Masson_main People’s Climate March, New York, 21 September 2014. Photo: istock/Andy Parker What does gender have to do with climate change? It’s a question I often hear when engaging with practitioners and policymakers. I am a researcher who advocates for attention to gender to be integrated in efforts to address climate change – in climate change mitigation, in strategies to adapt to climate impacts, and in negotiations towards a global climate change agreement.[read more]

The California Gas Disaster: What Comes Next and Where Else Could it Happen?

January 15, 2016 by EDF Energy Exchange
15

The ongoing leak at the Aliso Canyon natural gas facility owned by Southern California Gas has driven more than 2,000 families from their homes in the Porter Ranch area of Los Angeles and prompted Gov. Brown to declare a state of emergency. It’s dumped an estimated 83 thousand metric tons of methane into the atmosphere so far (see our leak counter here), with no clear end in sight.[read more]

Surprise (Or Not): Saving Energy Saves Energy

January 14, 2016 by NRDC Switchboard
2

Stanford and Berkeley researchers recently found that energy-saving devices, like more efficient electrical appliances and better insulated homes and businesses, actually do save us energy. You might be asking - as I often do -- why do we need the nation's top scientists to weigh in on such a statement?[read more]

Obama Wins Praise as a Champion of Clean Energy Despite Political Gridlock

January 13, 2016 by Martin LaMonica

President Obama’s legacy on clean energy and climate will be widely considered one of his greatest achievements, and one of his most polarizing endeavors.[read more]

Hillary Clinton Weighs In on Nevada’s Bitter Solar Fight

January 12, 2016 by Jeff St. John
13

When Democratic presidential candidate Hillary Clinton sat down with the Las Vegas Sun last week to chat with the newspaper’s editors, the first question wasn’t about jobs, gun control or Benghazi. The first question was about solar.[read more]

The Overlooked Solar Opportunity in India

January 12, 2016 by Katherine Tweed
1

The problem of energy access in India is enormous. According to the International Energy Agency, some 237 million Indians (close to a fifth of the population) were living without electricity as of 2015.[read more]

In State of State Address, Gov. Cuomo Can Build on Strong Clean Energy & Climate Policies

January 11, 2016 by NRDC Switchboard

2015 was a banner year for clean energy in New York and we look forward to even more action on climate and clean energy in 2016, starting with Governor Cuomo's annual State of the State address this week.[read more]
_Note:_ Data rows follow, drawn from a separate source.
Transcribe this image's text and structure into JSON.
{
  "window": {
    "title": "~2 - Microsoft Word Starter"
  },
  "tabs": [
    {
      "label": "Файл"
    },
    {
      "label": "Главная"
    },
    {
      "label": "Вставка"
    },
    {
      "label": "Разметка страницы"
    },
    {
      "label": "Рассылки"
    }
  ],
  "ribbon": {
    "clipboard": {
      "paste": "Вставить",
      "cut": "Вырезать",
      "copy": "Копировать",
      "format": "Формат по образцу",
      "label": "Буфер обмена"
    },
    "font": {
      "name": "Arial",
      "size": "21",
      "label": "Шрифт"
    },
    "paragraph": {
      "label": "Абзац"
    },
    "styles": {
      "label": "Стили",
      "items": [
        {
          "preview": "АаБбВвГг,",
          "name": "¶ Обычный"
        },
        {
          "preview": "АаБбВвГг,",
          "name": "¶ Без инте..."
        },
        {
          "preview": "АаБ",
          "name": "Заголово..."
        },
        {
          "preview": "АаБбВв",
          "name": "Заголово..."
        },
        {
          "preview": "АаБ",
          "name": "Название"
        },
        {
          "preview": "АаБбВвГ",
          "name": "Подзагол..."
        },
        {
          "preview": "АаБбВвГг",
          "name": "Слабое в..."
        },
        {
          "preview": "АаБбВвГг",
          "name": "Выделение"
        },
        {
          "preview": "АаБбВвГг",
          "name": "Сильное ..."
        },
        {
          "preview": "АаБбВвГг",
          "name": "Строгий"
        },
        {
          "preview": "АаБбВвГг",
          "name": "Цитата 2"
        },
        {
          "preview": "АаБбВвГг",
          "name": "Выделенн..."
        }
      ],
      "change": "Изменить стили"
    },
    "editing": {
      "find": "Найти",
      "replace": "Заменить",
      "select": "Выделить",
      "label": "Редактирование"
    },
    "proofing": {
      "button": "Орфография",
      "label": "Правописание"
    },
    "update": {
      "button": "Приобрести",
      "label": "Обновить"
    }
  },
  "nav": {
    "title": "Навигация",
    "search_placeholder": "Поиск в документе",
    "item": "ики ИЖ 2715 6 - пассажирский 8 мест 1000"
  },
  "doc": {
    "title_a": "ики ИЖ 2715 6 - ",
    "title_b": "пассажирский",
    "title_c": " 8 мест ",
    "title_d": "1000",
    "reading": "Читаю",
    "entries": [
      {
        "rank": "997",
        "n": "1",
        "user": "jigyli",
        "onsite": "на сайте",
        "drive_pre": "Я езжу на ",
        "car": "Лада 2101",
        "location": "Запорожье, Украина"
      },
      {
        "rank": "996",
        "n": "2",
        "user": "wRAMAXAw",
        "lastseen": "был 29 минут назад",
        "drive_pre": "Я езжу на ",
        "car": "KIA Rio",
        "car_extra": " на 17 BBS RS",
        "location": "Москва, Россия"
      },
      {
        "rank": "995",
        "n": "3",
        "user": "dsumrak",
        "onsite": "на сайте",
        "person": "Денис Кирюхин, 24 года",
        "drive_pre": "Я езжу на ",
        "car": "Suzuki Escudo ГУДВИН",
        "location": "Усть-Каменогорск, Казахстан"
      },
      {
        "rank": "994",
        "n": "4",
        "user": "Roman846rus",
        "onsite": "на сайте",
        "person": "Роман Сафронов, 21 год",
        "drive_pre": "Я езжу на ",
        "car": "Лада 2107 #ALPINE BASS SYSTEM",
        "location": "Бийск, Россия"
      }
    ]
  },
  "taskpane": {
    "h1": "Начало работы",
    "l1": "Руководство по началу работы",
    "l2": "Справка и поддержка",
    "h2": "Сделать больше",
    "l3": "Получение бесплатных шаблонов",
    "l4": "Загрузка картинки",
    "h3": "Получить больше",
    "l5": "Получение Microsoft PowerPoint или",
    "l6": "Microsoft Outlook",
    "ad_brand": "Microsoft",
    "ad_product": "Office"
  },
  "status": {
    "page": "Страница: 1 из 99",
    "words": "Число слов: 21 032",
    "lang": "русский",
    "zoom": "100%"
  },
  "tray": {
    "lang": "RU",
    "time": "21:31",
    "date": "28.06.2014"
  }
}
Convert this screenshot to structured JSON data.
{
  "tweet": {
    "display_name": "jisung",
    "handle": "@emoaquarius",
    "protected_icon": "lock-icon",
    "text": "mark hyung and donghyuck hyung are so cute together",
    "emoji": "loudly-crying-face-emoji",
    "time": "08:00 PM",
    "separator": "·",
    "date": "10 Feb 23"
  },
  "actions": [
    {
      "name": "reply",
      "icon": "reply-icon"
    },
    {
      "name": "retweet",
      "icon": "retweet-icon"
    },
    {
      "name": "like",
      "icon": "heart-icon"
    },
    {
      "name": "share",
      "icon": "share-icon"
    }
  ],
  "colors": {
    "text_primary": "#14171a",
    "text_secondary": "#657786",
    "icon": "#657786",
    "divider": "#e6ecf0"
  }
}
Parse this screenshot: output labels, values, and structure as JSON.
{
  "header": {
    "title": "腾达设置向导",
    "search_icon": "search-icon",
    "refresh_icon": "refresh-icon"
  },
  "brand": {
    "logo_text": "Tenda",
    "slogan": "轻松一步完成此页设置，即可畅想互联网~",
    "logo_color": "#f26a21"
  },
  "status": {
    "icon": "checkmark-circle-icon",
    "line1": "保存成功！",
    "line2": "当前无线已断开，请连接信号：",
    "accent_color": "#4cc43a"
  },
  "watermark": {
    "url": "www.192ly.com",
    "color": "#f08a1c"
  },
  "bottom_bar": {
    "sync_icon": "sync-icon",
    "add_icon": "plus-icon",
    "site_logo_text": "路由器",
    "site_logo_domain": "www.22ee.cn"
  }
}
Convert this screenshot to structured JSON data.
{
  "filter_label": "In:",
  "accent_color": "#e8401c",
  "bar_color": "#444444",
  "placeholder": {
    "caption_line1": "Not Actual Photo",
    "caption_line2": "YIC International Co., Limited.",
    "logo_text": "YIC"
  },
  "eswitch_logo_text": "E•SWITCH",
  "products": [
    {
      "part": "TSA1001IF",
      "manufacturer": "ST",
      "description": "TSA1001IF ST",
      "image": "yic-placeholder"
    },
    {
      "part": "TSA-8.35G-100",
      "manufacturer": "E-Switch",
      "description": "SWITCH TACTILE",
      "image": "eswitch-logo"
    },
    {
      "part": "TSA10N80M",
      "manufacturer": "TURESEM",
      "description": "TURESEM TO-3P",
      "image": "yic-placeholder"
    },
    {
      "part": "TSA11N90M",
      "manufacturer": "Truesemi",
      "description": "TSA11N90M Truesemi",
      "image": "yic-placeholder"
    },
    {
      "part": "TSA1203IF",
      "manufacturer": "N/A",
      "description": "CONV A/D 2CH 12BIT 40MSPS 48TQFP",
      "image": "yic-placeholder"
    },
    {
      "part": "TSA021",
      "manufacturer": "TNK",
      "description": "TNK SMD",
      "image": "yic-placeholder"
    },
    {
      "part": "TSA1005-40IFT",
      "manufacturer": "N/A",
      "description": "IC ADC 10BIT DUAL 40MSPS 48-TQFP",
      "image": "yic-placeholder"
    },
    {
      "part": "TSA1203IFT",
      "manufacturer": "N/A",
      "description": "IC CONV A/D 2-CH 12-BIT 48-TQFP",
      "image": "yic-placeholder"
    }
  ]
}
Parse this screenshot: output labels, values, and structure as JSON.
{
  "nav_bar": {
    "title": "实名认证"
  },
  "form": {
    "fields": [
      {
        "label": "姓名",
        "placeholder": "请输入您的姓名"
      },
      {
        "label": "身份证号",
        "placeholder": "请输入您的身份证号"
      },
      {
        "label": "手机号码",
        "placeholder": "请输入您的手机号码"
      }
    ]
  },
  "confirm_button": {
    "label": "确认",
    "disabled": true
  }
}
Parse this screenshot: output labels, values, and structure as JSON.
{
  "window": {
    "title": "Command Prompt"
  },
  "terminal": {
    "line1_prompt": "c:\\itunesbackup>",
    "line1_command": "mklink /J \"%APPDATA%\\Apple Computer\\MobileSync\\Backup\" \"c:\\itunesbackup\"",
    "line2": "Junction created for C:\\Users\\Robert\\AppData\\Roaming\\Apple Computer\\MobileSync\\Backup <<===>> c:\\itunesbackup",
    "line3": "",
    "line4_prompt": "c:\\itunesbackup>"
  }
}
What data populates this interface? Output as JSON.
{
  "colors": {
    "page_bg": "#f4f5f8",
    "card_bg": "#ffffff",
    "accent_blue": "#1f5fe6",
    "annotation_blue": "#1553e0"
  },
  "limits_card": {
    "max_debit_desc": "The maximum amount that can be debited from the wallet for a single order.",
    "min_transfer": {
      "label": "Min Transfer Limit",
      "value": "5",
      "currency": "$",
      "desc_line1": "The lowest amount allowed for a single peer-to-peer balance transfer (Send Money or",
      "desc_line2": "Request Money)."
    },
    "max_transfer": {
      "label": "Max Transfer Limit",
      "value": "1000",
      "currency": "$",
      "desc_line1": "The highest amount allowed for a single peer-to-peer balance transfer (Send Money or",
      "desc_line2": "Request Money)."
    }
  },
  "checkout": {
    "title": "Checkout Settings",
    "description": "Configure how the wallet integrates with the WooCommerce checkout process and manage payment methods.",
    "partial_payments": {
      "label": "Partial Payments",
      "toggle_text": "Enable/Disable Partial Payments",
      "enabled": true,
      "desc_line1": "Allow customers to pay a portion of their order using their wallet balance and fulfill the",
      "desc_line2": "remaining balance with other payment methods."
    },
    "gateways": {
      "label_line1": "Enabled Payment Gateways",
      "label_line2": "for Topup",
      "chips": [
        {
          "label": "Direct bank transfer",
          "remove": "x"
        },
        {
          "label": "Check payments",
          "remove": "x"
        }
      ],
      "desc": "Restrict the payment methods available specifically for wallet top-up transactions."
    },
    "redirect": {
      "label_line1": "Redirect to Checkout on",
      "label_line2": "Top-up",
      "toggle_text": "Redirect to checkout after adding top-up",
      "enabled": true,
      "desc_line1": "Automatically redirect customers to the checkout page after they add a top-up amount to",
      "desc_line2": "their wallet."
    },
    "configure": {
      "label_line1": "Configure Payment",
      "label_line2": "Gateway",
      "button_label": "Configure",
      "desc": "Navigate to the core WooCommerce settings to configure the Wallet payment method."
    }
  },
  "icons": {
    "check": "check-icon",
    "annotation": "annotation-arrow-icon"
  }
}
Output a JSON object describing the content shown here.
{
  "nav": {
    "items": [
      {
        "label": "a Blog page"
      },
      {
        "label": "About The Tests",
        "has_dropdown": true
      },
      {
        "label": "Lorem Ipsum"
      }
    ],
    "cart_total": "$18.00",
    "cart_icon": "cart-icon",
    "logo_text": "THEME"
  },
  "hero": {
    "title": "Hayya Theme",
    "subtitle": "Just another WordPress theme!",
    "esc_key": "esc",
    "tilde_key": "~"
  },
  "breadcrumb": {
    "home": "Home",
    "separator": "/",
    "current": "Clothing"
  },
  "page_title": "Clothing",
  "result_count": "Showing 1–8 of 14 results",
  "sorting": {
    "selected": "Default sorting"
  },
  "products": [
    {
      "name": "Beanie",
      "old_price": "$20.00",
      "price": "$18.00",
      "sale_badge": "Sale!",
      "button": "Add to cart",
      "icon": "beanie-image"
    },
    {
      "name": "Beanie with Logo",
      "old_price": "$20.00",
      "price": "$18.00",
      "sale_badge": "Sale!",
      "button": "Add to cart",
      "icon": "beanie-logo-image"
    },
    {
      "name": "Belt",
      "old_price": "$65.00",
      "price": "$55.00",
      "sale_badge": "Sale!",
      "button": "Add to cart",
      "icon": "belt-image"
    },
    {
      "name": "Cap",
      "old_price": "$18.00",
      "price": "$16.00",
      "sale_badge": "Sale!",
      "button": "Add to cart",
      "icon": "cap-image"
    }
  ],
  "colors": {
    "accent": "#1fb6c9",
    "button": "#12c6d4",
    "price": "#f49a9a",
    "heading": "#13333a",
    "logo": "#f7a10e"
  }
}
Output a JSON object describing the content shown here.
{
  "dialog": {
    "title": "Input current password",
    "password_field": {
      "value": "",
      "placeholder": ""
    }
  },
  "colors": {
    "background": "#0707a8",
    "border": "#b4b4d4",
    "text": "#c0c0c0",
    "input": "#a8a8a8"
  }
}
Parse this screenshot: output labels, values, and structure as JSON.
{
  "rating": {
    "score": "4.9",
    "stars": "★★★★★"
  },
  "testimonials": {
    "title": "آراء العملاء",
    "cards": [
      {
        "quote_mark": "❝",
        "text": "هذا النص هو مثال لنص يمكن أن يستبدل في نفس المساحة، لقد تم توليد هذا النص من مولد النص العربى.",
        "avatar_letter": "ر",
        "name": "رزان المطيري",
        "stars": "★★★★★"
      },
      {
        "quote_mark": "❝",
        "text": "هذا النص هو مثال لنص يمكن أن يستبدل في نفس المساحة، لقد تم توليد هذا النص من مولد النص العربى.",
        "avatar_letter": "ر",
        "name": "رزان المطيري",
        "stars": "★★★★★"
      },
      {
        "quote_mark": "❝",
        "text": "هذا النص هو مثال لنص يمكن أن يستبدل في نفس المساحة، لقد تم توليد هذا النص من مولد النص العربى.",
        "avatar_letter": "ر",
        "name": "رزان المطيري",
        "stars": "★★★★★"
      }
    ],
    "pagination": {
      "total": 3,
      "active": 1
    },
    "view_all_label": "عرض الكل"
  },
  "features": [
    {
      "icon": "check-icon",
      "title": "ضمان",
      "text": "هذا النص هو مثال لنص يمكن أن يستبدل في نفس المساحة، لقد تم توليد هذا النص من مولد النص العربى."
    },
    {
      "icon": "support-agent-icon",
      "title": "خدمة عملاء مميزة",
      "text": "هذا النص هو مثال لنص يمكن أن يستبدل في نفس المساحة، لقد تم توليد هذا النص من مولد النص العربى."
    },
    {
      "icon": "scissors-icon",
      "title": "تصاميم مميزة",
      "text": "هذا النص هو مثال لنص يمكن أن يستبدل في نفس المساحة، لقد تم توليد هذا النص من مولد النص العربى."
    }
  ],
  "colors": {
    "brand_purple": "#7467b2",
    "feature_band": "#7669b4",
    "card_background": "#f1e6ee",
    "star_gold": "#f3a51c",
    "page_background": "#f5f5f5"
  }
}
America’s Coal Production Falls to Its Lowest Level Since 1986

January 11, 2016 by Stephen Lacey
1

The U.S. saw a 10 percent dip in coal production in 2015, part of a downward trend that continues to accelerate. That's the lowest level since 1986.[read more]

Climate Policy Ended on a Positive Note in 2015. Should We Be Optimistic About the Future?

January 9, 2016 by Martin LaMonica

The final month of 2015 was one of the best in history for climate action.The final month of 2015 was one of the best in history for climate action. The world's carbon emissions dipped for the first time during a period of economic growth. The Paris climate talks ended with a global agreement to reduce greenhouse gases. And America extended key tax credits for renewables that will ensure strong growth in the years ahead. Some are cheering. But others are not so sure we should be optimistic.[read more]